This is a bit different to my usual Who’s Who in that it’s not nearly as detailed. George, John and Bernard Stuart are largely known to us through Van Dyck’s outstanding portraits and details of their actual lives are very thin on the ground. Despite this – and for reasons that will become clear as you read the few lines below – I felt there was a strong case for featuring them.
Esme Stuart, 3rd Duke of Lennox and his wife Katherine had eleven children, six of whom were sons. Henry died at the age of sixteen, Francis at less than a year. Of the remaining four, only one – Ludovic – survived the Civil War.

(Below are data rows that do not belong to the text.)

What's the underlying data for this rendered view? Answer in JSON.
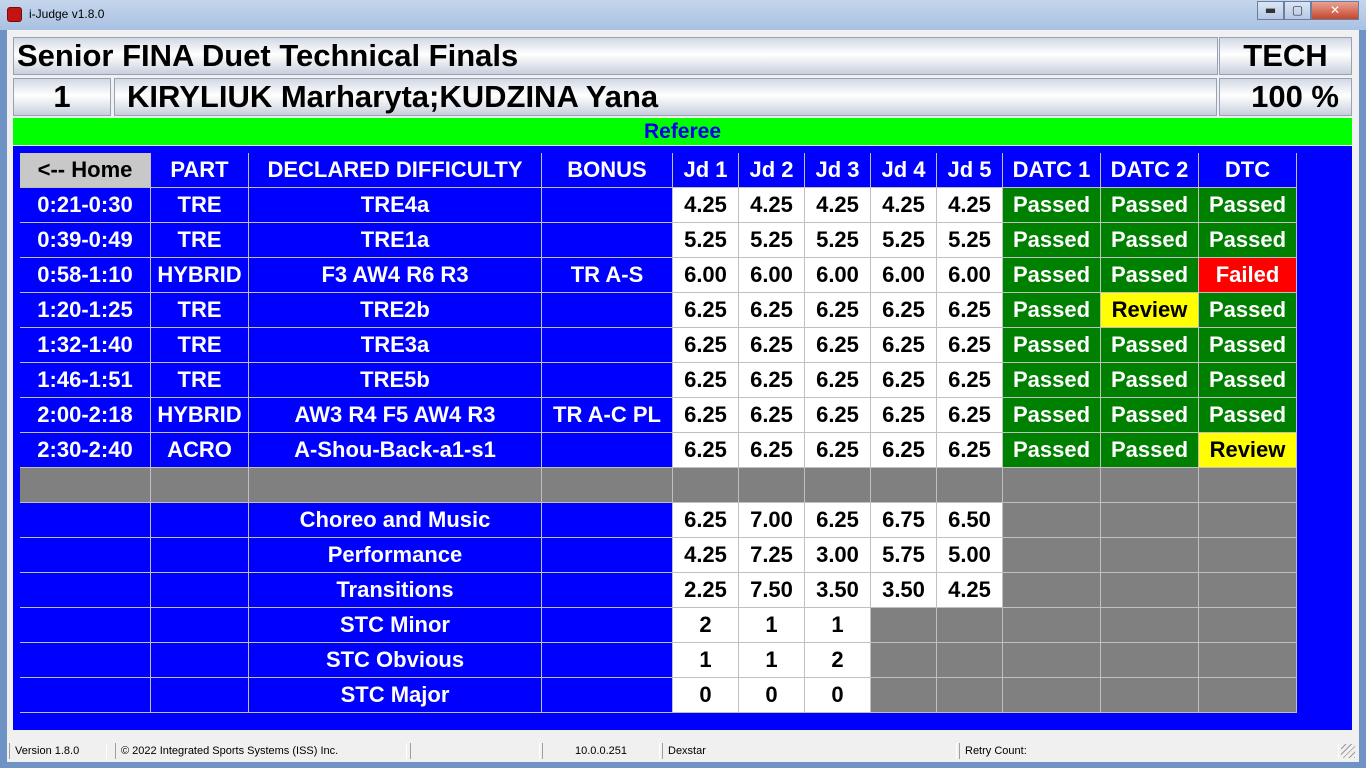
{
  "window": {
    "title": "i-Judge v1.8.0",
    "min_glyph": "▬",
    "max_glyph": "▢",
    "close_glyph": "✕"
  },
  "header": {
    "event_title": "Senior FINA Duet Technical Finals",
    "round_type": "TECH",
    "team_number": "1",
    "team_names": "KIRYLIUK Marharyta;KUDZINA Yana",
    "percent": "100 %"
  },
  "referee": "Referee",
  "table": {
    "home_button": "<-- Home",
    "headers": [
      "PART",
      "DECLARED DIFFICULTY",
      "BONUS",
      "Jd 1",
      "Jd 2",
      "Jd 3",
      "Jd 4",
      "Jd 5",
      "DATC 1",
      "DATC 2",
      "DTC"
    ],
    "rows": [
      {
        "time": "0:21-0:30",
        "part": "TRE",
        "difficulty": "TRE4a",
        "bonus": "",
        "scores": [
          "4.25",
          "4.25",
          "4.25",
          "4.25",
          "4.25"
        ],
        "datc1": "Passed",
        "datc2": "Passed",
        "dtc": "Passed"
      },
      {
        "time": "0:39-0:49",
        "part": "TRE",
        "difficulty": "TRE1a",
        "bonus": "",
        "scores": [
          "5.25",
          "5.25",
          "5.25",
          "5.25",
          "5.25"
        ],
        "datc1": "Passed",
        "datc2": "Passed",
        "dtc": "Passed"
      },
      {
        "time": "0:58-1:10",
        "part": "HYBRID",
        "difficulty": "F3 AW4 R6 R3",
        "bonus": "TR A-S",
        "scores": [
          "6.00",
          "6.00",
          "6.00",
          "6.00",
          "6.00"
        ],
        "datc1": "Passed",
        "datc2": "Passed",
        "dtc": "Failed"
      },
      {
        "time": "1:20-1:25",
        "part": "TRE",
        "difficulty": "TRE2b",
        "bonus": "",
        "scores": [
          "6.25",
          "6.25",
          "6.25",
          "6.25",
          "6.25"
        ],
        "datc1": "Passed",
        "datc2": "Review",
        "dtc": "Passed"
      },
      {
        "time": "1:32-1:40",
        "part": "TRE",
        "difficulty": "TRE3a",
        "bonus": "",
        "scores": [
          "6.25",
          "6.25",
          "6.25",
          "6.25",
          "6.25"
        ],
        "datc1": "Passed",
        "datc2": "Passed",
        "dtc": "Passed"
      },
      {
        "time": "1:46-1:51",
        "part": "TRE",
        "difficulty": "TRE5b",
        "bonus": "",
        "scores": [
          "6.25",
          "6.25",
          "6.25",
          "6.25",
          "6.25"
        ],
        "datc1": "Passed",
        "datc2": "Passed",
        "dtc": "Passed"
      },
      {
        "time": "2:00-2:18",
        "part": "HYBRID",
        "difficulty": "AW3 R4 F5 AW4 R3",
        "bonus": "TR A-C PL",
        "scores": [
          "6.25",
          "6.25",
          "6.25",
          "6.25",
          "6.25"
        ],
        "datc1": "Passed",
        "datc2": "Passed",
        "dtc": "Passed"
      },
      {
        "time": "2:30-2:40",
        "part": "ACRO",
        "difficulty": "A-Shou-Back-a1-s1",
        "bonus": "",
        "scores": [
          "6.25",
          "6.25",
          "6.25",
          "6.25",
          "6.25"
        ],
        "datc1": "Passed",
        "datc2": "Passed",
        "dtc": "Review"
      }
    ],
    "impression_rows": [
      {
        "label": "Choreo and Music",
        "scores": [
          "6.25",
          "7.00",
          "6.25",
          "6.75",
          "6.50"
        ]
      },
      {
        "label": "Performance",
        "scores": [
          "4.25",
          "7.25",
          "3.00",
          "5.75",
          "5.00"
        ]
      },
      {
        "label": "Transitions",
        "scores": [
          "2.25",
          "7.50",
          "3.50",
          "3.50",
          "4.25"
        ]
      }
    ],
    "stc_rows": [
      {
        "label": "STC Minor",
        "scores": [
          "2",
          "1",
          "1"
        ]
      },
      {
        "label": "STC Obvious",
        "scores": [
          "1",
          "1",
          "2"
        ]
      },
      {
        "label": "STC Major",
        "scores": [
          "0",
          "0",
          "0"
        ]
      }
    ]
  },
  "status_bar": {
    "version": "Version 1.8.0",
    "copyright": "© 2022 Integrated Sports Systems (ISS) Inc.",
    "ip": "10.0.0.251",
    "host": "Dexstar",
    "retry": "Retry Count:"
  },
  "colors": {
    "passed": "#008000",
    "failed": "#ff0000",
    "review": "#ffff00",
    "panel": "#0000ff",
    "referee_bar": "#00ff00"
  }
}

Lord George Stuart, 9th Seigneur d’Aubigny
George was brought up in France by his grandmother and, on the death of his father, he became a ward of Charles 1. When his brother, Henry, died in 1632, he inherited the title of Lord d’Aubigny.
Returning to England in 1636, he married Katherine, daughter of the Earl of Suffolk, secretly and without her father’s permission – which suggests that the two of them were very much in love. They had two children, a son and a daughter.
George died of injuries received at the Battle of Edgehill in October 1642. He was twenty-four years old.
On a separate note, his widow later re-married and became Lady Newburgh. She and her husband were suspected of Royalist plotting after the 2nd Civil War and forced to flee abroad – though the date they did so is unclear as we know Charles 1 spent a night at their home on his final journey from Carisbrooke to London. You can meet Katherine [Kate] at the King’s trial in Garland of Straw.
Lord John Stuart 1621-1644 and Lord Bernard Stuart 1623-1645
Like his brothers, John [the one wearing gold] entered the King’s service at the start of the Civil War. He died at the Battle of Cheriton in March, 1644, aged twenty-three.
Bernard was created Earl of Lichfield as a reward for his gallantry at the first and second Battles of Newbury. He died of wounds sustained whilst leading a sortie against Parliamentary besiegers at the Battle of Rowton Heath. He was twenty-two.
All wars are fought by young men and the Civil War was no different. At present, many people around the world are remembering the sons and brothers, husbands and fathers who lost their lives in the First World War. The tragic losses suffered by the Stuart family in the 1640’s is a perfect illustration of how little things change.
As with several other portraits in my Who’s Who collection, the ones shown here are on display at the National Portrait Gallery, London.